Problem description »
Reproduce every record below exactly as it appears.

(Data entries)
────

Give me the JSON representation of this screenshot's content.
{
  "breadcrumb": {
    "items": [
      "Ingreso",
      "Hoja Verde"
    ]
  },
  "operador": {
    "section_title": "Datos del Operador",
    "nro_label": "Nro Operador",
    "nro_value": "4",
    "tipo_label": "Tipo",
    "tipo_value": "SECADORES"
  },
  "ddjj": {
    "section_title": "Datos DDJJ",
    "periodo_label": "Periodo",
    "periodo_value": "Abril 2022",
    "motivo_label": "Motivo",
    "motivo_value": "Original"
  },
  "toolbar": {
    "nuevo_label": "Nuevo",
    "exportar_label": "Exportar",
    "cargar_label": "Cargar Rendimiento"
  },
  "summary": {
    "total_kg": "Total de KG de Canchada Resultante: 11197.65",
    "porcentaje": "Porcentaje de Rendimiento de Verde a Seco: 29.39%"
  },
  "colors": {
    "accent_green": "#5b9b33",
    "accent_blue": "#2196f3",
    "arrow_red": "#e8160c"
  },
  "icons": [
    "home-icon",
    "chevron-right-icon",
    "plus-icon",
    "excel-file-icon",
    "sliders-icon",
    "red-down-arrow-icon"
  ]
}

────

Answer »
Give me the JSON representation of this screenshot's content.
{
  "breadcrumb": {
    "items": [
      "Ingreso",
      "Hoja Verde"
    ]
  },
  "operador": {
    "section_title": "Datos del Operador",
    "nro_label": "Nro Operador",
    "nro_value": "4",
    "tipo_label": "Tipo",
    "tipo_value": "SECADORES"
  },
  "ddjj": {
    "section_title": "Datos DDJJ",
    "periodo_label": "Periodo",
    "periodo_value": "Abril 2022",
    "motivo_label": "Motivo",
    "motivo_value": "Original"
  },
  "toolbar": {
    "nuevo_label": "Nuevo",
    "exportar_label": "Exportar",
    "cargar_label": "Cargar Rendimiento"
  },
  "summary": {
    "total_kg": "Total de KG de Canchada Resultante: 11197.65",
    "porcentaje": "Porcentaje de Rendimiento de Verde a Seco: 29.39%"
  },
  "colors": {
    "accent_green": "#5b9b33",
    "accent_blue": "#2196f3",
    "arrow_red": "#e8160c"
  },
  "icons": [
    "home-icon",
    "chevron-right-icon",
    "plus-icon",
    "excel-file-icon",
    "sliders-icon",
    "red-down-arrow-icon"
  ]
}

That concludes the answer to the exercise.